Read more: Who are the Kurds?

"We want to continue that, but the precondition is that Iraq resolves its internal conflicts peacefully and democratically and that we find a way out of the tense situation we are in now," Gabriel said during a joint press conference.

The foreign minister told reporters that Germany had warned the regional government against holding a controversial Kurdish independence referendum, a move that triggered a violent response from Baghdad.

Iraqi Kurdistan Prime Minister Nechirvan Barzani urged Germany to take a stronger role in ending a dispute with Baghdad

Iraqi Kurdistan Prime Minister Nechirvan Barzani urged Germany to take a "stronger role" in ending a dispute with Baghdad

'Stronger role'

In response to the Iraqi Kurdish government's refusal to annul the referendum, Iraqi-led forces launched a military campaign in parts of northern Iraq and recaptured several Kurdish-held areas, including the oil-rich province of Kirkuk.
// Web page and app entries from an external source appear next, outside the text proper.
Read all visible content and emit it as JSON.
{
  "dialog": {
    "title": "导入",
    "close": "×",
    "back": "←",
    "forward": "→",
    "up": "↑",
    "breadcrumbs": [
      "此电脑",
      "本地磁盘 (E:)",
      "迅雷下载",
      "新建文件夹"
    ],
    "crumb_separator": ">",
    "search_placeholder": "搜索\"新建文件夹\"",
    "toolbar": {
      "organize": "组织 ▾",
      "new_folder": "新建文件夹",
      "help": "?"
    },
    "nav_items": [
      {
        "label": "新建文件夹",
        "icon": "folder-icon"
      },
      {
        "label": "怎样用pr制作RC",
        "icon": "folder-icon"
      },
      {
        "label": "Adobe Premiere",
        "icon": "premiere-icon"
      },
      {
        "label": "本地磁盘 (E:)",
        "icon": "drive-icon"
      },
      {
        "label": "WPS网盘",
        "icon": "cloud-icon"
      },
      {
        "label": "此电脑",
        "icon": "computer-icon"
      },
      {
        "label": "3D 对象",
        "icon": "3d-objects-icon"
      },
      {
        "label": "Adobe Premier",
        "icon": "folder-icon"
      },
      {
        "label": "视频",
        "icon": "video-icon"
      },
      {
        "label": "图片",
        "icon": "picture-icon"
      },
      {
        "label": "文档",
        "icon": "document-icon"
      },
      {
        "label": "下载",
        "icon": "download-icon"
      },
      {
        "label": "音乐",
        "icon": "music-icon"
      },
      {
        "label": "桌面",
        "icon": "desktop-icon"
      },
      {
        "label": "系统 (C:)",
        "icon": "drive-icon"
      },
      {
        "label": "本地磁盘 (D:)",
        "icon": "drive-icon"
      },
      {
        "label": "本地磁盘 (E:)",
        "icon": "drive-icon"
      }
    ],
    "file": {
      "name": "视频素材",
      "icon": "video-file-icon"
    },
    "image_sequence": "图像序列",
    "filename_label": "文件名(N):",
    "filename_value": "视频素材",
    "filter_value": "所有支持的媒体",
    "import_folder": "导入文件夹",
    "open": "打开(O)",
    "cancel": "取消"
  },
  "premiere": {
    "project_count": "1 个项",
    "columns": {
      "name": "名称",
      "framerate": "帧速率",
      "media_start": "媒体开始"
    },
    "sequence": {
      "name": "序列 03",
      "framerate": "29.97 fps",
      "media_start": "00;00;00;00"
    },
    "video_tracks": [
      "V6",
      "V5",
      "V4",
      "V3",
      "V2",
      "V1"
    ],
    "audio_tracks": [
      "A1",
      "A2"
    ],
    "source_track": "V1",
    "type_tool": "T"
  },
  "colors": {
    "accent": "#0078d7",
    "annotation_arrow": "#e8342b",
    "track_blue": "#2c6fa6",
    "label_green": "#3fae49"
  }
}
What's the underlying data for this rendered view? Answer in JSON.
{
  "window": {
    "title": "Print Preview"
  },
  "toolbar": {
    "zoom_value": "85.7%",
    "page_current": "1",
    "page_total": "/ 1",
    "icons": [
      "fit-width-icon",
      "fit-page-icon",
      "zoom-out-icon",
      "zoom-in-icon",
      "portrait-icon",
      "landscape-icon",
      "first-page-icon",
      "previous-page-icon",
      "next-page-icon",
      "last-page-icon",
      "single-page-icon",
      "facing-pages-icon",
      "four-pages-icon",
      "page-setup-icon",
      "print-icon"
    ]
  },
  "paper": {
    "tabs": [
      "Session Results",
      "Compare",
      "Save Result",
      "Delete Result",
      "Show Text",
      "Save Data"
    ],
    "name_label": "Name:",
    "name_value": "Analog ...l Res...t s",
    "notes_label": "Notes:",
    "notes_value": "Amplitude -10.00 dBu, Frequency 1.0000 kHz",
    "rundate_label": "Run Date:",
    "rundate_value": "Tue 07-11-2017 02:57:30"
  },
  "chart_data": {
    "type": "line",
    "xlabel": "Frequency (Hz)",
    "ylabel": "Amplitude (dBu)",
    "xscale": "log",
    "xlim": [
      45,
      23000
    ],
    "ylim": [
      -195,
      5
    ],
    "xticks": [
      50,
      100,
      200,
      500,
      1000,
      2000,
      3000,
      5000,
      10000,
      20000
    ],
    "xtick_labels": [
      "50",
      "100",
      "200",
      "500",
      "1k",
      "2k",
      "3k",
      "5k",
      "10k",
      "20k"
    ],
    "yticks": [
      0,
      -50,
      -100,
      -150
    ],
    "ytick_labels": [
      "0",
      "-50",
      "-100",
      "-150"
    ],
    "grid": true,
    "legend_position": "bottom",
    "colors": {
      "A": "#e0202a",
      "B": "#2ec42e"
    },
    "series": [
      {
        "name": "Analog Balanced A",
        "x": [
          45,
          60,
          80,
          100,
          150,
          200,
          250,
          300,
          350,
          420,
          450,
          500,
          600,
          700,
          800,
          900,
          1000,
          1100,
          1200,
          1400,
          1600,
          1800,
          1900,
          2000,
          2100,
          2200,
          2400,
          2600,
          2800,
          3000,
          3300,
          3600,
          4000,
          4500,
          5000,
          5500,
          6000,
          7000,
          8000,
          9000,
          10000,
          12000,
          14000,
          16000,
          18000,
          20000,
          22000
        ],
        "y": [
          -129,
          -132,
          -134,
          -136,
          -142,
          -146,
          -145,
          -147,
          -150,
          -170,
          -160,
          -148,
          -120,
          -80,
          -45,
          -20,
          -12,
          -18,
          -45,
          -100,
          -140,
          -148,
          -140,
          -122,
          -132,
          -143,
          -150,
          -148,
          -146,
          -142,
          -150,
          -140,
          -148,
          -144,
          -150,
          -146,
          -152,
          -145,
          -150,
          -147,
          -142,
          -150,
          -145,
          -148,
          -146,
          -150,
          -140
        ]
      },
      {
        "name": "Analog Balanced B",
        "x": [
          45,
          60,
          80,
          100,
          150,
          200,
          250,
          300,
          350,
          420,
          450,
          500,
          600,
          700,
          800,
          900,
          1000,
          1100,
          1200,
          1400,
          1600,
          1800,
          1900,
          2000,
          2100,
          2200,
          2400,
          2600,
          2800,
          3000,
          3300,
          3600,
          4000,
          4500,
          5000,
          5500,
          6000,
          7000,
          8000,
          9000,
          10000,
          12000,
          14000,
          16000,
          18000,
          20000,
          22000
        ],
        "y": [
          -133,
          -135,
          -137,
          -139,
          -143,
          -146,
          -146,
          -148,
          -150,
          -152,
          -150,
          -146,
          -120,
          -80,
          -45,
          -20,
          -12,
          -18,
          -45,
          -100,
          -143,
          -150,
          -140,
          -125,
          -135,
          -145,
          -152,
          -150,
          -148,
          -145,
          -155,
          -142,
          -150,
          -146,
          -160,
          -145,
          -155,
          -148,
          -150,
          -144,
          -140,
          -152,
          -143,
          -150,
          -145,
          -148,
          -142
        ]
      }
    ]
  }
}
Standing next to Gabriel, Barzani urged Germany to "play a stronger role in bringing us together." After meeting with the foreign minister, Barzani is expected to meet with German Chancellor Angela Merkel.

Read more: Kirkuk: What you need to know about the Kurdish-Iraqi dispute

The turmoil in northern Iraq prompted German authorities to suspend a Bundeswehr mission to train Iraqi Kurds, which includes roughly 150 German service members.

While Germany's parliament voted to extend the military mission, its mandate ends in March to allow the next government to determine its status.

ls/tj (dpa, Reuters)